» **Dataset records**:
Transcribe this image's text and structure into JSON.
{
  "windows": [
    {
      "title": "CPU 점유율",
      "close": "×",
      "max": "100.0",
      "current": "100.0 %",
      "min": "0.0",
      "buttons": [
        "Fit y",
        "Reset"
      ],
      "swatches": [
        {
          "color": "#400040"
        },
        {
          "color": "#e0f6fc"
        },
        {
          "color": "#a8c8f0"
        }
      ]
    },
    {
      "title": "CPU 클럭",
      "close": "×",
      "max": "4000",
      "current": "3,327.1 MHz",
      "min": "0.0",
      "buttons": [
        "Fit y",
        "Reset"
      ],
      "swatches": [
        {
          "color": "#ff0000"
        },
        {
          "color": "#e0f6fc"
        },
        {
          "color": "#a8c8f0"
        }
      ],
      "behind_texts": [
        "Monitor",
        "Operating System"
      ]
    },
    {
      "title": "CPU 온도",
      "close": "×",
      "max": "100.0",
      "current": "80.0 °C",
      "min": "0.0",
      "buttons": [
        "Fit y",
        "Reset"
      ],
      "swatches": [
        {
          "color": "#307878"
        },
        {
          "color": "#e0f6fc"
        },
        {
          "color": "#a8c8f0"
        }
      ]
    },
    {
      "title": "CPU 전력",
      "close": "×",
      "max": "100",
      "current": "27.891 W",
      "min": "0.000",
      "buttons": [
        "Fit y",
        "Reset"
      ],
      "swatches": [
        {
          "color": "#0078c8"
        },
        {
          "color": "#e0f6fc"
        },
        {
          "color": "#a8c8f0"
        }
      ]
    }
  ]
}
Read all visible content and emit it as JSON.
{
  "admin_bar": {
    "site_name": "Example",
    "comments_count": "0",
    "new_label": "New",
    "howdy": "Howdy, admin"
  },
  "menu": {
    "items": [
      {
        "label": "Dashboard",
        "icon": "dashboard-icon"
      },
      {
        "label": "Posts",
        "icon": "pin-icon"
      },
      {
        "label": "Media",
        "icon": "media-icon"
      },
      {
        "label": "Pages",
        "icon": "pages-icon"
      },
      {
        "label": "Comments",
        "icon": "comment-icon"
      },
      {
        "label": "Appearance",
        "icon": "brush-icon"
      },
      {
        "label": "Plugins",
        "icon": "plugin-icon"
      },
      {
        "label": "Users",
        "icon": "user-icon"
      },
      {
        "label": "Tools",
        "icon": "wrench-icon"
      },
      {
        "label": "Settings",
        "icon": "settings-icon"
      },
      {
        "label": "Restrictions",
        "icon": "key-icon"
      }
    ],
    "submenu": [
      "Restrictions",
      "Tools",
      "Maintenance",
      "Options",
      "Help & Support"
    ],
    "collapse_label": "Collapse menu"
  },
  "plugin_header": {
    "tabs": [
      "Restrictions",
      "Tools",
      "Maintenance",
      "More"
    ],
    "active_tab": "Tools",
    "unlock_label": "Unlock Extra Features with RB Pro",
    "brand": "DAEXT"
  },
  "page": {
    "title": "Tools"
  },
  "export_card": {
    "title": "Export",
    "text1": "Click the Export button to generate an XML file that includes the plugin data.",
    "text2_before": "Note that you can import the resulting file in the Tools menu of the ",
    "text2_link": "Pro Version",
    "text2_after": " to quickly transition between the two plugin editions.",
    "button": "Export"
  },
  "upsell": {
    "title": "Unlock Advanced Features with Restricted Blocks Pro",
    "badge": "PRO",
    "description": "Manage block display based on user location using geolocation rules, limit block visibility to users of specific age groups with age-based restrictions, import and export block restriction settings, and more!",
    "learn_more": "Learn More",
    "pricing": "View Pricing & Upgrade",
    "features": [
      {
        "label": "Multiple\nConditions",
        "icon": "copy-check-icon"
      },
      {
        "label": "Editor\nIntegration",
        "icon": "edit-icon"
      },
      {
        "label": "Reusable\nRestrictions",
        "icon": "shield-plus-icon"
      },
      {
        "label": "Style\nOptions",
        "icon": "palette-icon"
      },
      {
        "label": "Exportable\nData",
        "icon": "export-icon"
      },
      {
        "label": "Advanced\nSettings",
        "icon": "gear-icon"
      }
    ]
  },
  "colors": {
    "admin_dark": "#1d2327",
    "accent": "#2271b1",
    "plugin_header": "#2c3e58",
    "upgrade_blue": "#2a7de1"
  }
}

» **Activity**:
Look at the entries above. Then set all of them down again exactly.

» **Answer section**:
Transcribe this image's text and structure into JSON.
{
  "windows": [
    {
      "title": "CPU 점유율",
      "close": "×",
      "max": "100.0",
      "current": "100.0 %",
      "min": "0.0",
      "buttons": [
        "Fit y",
        "Reset"
      ],
      "swatches": [
        {
          "color": "#400040"
        },
        {
          "color": "#e0f6fc"
        },
        {
          "color": "#a8c8f0"
        }
      ]
    },
    {
      "title": "CPU 클럭",
      "close": "×",
      "max": "4000",
      "current": "3,327.1 MHz",
      "min": "0.0",
      "buttons": [
        "Fit y",
        "Reset"
      ],
      "swatches": [
        {
          "color": "#ff0000"
        },
        {
          "color": "#e0f6fc"
        },
        {
          "color": "#a8c8f0"
        }
      ],
      "behind_texts": [
        "Monitor",
        "Operating System"
      ]
    },
    {
      "title": "CPU 온도",
      "close": "×",
      "max": "100.0",
      "current": "80.0 °C",
      "min": "0.0",
      "buttons": [
        "Fit y",
        "Reset"
      ],
      "swatches": [
        {
          "color": "#307878"
        },
        {
          "color": "#e0f6fc"
        },
        {
          "color": "#a8c8f0"
        }
      ]
    },
    {
      "title": "CPU 전력",
      "close": "×",
      "max": "100",
      "current": "27.891 W",
      "min": "0.000",
      "buttons": [
        "Fit y",
        "Reset"
      ],
      "swatches": [
        {
          "color": "#0078c8"
        },
        {
          "color": "#e0f6fc"
        },
        {
          "color": "#a8c8f0"
        }
      ]
    }
  ]
}
Read all visible content and emit it as JSON.
{
  "admin_bar": {
    "site_name": "Example",
    "comments_count": "0",
    "new_label": "New",
    "howdy": "Howdy, admin"
  },
  "menu": {
    "items": [
      {
        "label": "Dashboard",
        "icon": "dashboard-icon"
      },
      {
        "label": "Posts",
        "icon": "pin-icon"
      },
      {
        "label": "Media",
        "icon": "media-icon"
      },
      {
        "label": "Pages",
        "icon": "pages-icon"
      },
      {
        "label": "Comments",
        "icon": "comment-icon"
      },
      {
        "label": "Appearance",
        "icon": "brush-icon"
      },
      {
        "label": "Plugins",
        "icon": "plugin-icon"
      },
      {
        "label": "Users",
        "icon": "user-icon"
      },
      {
        "label": "Tools",
        "icon": "wrench-icon"
      },
      {
        "label": "Settings",
        "icon": "settings-icon"
      },
      {
        "label": "Restrictions",
        "icon": "key-icon"
      }
    ],
    "submenu": [
      "Restrictions",
      "Tools",
      "Maintenance",
      "Options",
      "Help & Support"
    ],
    "collapse_label": "Collapse menu"
  },
  "plugin_header": {
    "tabs": [
      "Restrictions",
      "Tools",
      "Maintenance",
      "More"
    ],
    "active_tab": "Tools",
    "unlock_label": "Unlock Extra Features with RB Pro",
    "brand": "DAEXT"
  },
  "page": {
    "title": "Tools"
  },
  "export_card": {
    "title": "Export",
    "text1": "Click the Export button to generate an XML file that includes the plugin data.",
    "text2_before": "Note that you can import the resulting file in the Tools menu of the ",
    "text2_link": "Pro Version",
    "text2_after": " to quickly transition between the two plugin editions.",
    "button": "Export"
  },
  "upsell": {
    "title": "Unlock Advanced Features with Restricted Blocks Pro",
    "badge": "PRO",
    "description": "Manage block display based on user location using geolocation rules, limit block visibility to users of specific age groups with age-based restrictions, import and export block restriction settings, and more!",
    "learn_more": "Learn More",
    "pricing": "View Pricing & Upgrade",
    "features": [
      {
        "label": "Multiple\nConditions",
        "icon": "copy-check-icon"
      },
      {
        "label": "Editor\nIntegration",
        "icon": "edit-icon"
      },
      {
        "label": "Reusable\nRestrictions",
        "icon": "shield-plus-icon"
      },
      {
        "label": "Style\nOptions",
        "icon": "palette-icon"
      },
      {
        "label": "Exportable\nData",
        "icon": "export-icon"
      },
      {
        "label": "Advanced\nSettings",
        "icon": "gear-icon"
      }
    ]
  },
  "colors": {
    "admin_dark": "#1d2327",
    "accent": "#2271b1",
    "plugin_header": "#2c3e58",
    "upgrade_blue": "#2a7de1"
  }
}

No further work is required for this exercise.